Genome replication is a stochastic process whereby each cell exhibits different patterns of origin activation and replication fork movement. Despite this heterogeneity, replication is a remarkably stable process that works quickly and correctly over hundreds of thousands of iterations. Existing methods for measuring replication dynamics largely focus on how a population of cells behave on average, which precludes the detection of low probability errors that may have occurred in individual cells. These errors can have a severe impact on genome integrity, yet existing single-molecule methods, such as DNA combing, are too costly, low-throughput, and low-resolution to effectively detect them. We have created a method that uses Oxford Nanopore sequencing to create high-throughput genome-wide maps of DNA replication dynamics in single molecules. I will discuss the informatics approach that our software uses, our use of computational modelling to explain the patterns that we observe, and the questions about DNA replication and genome stability that our methods are uniquely positioned to answer.

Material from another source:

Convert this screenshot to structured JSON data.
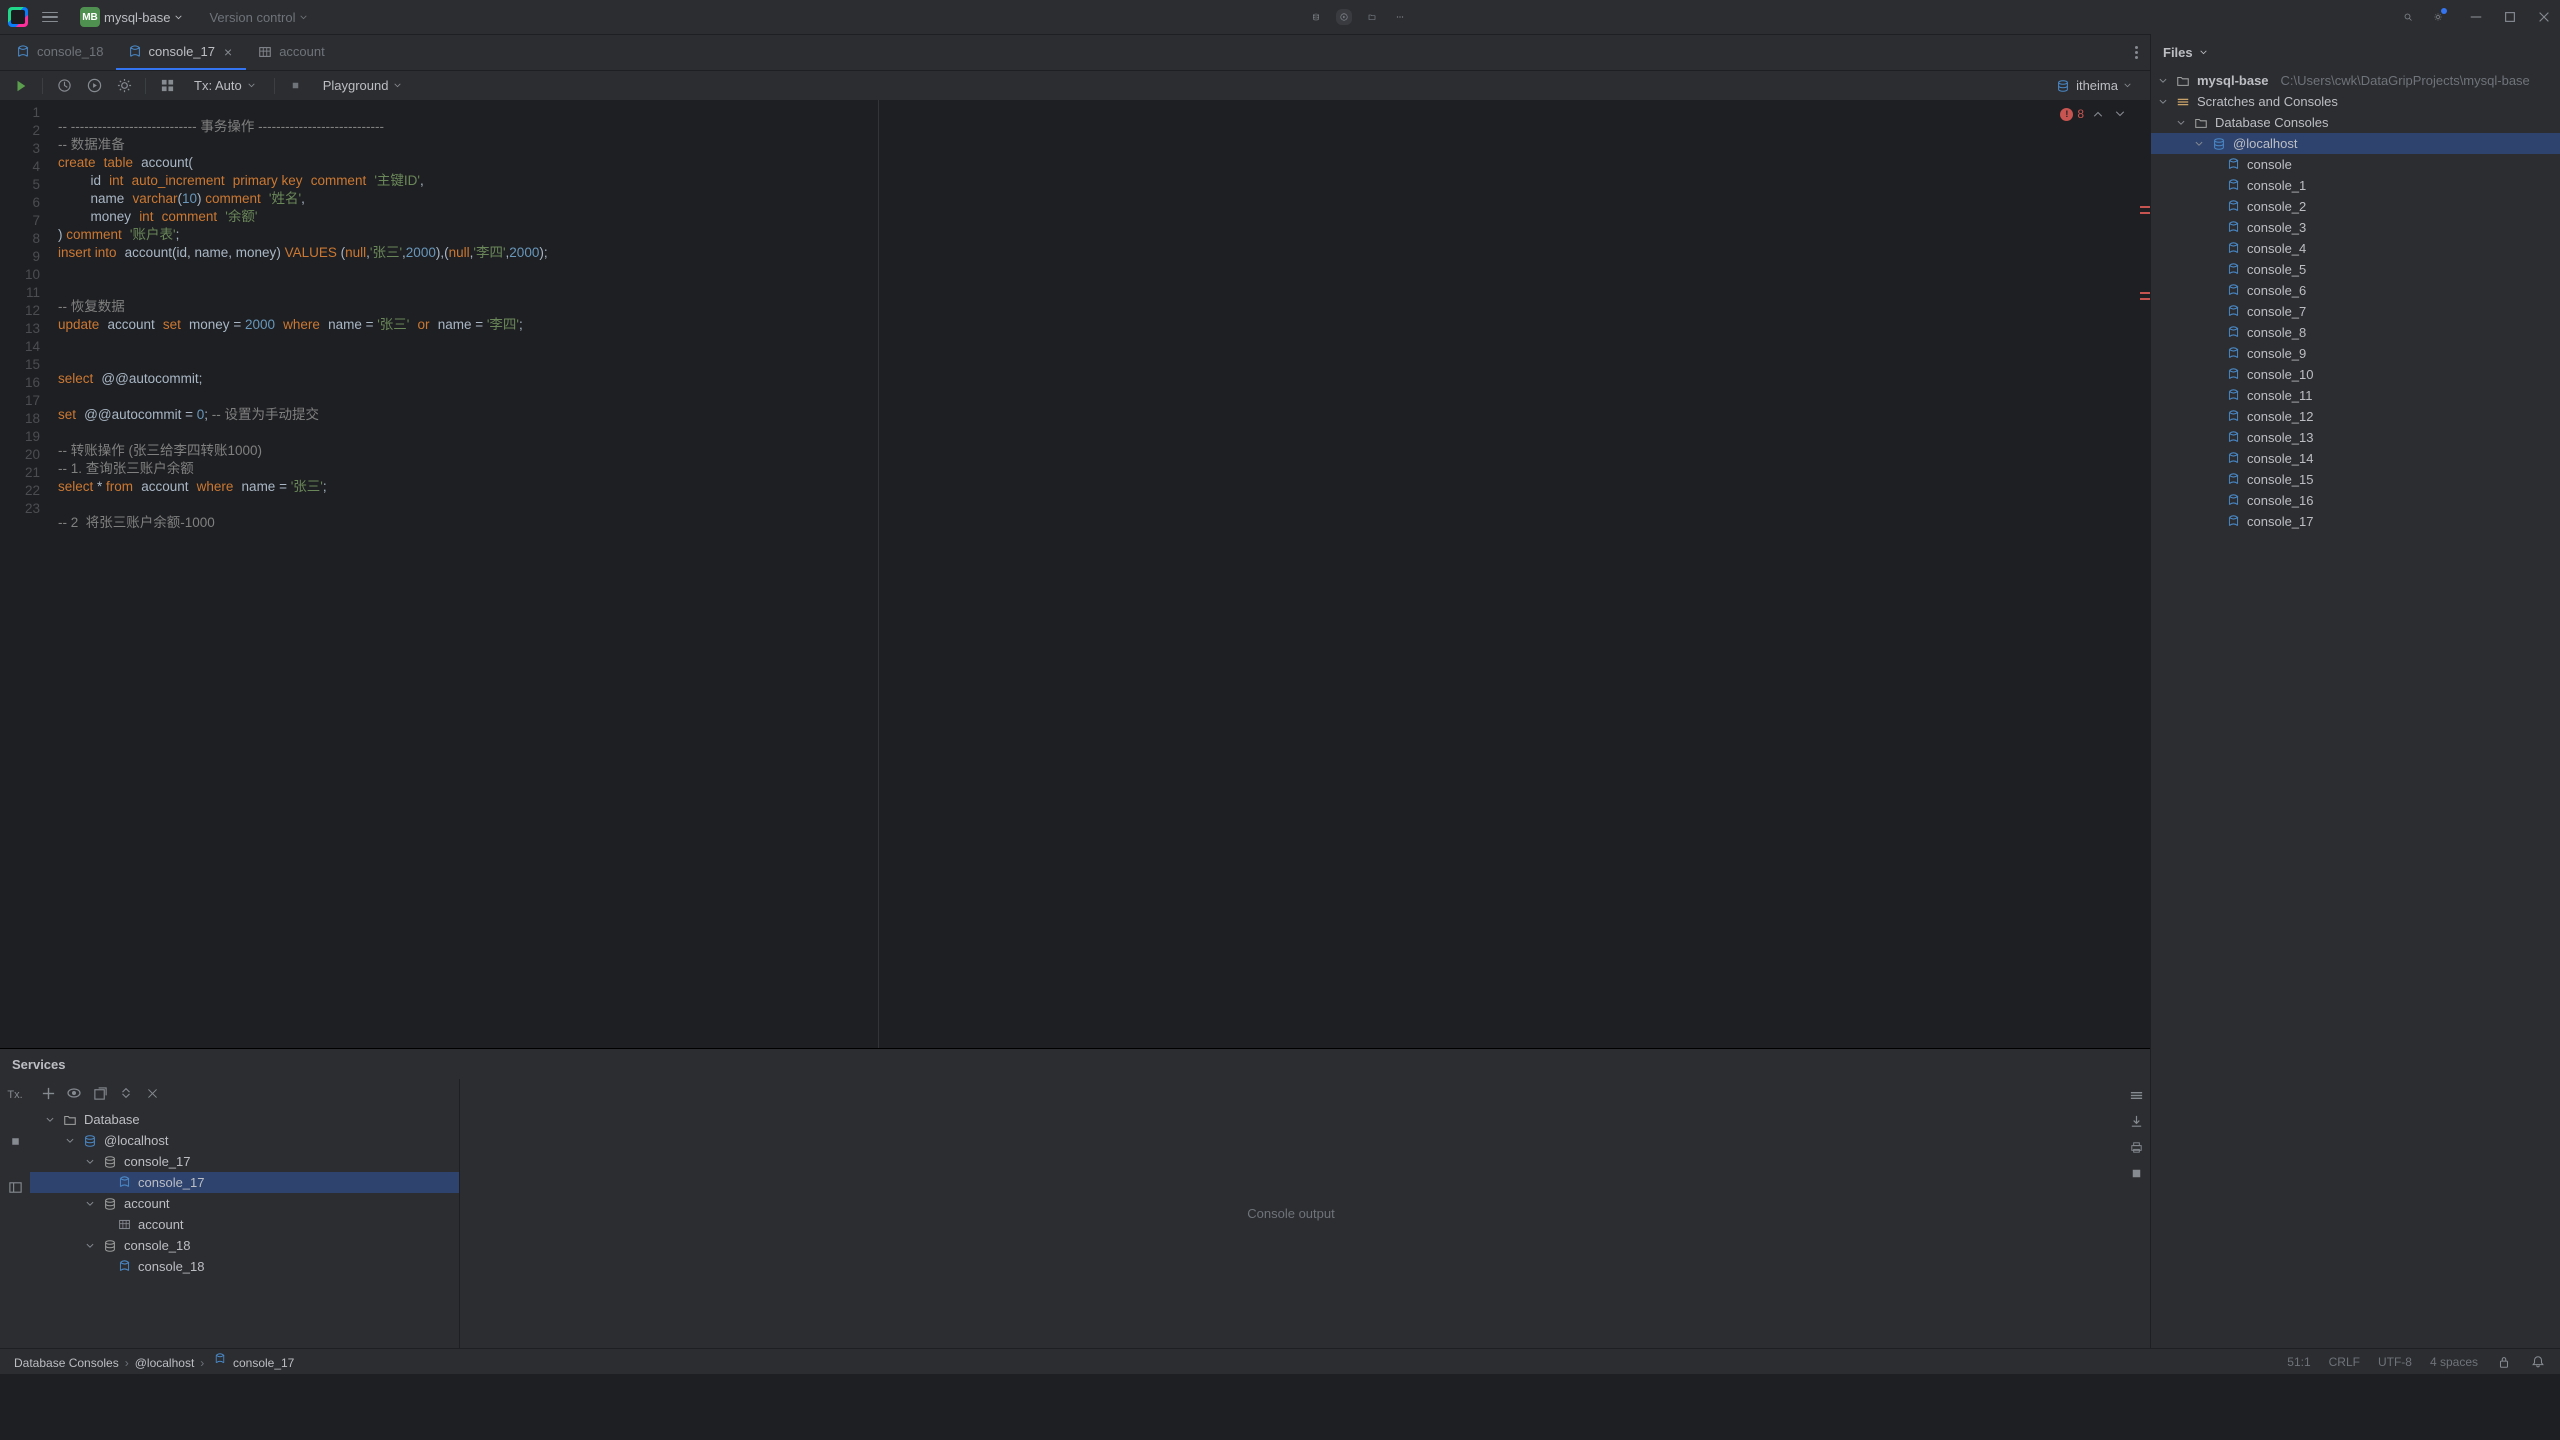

Michael Boemo began his academic career studying mathematics at Rutgers University in the United States before completing his PhD at the University of Oxford. He joined Professor Conrad Nieduszynski’s lab at the Sir William Dunn School of Pathology, University of Oxford as a postdoctoral researcher to examine what machine learning and big data can tell us about genome stability. His current work uses machine learning to study DNA replication dynamics at single-molecule resolution. He also created a new programming language that can be used to simulate biological systems quickly and easily.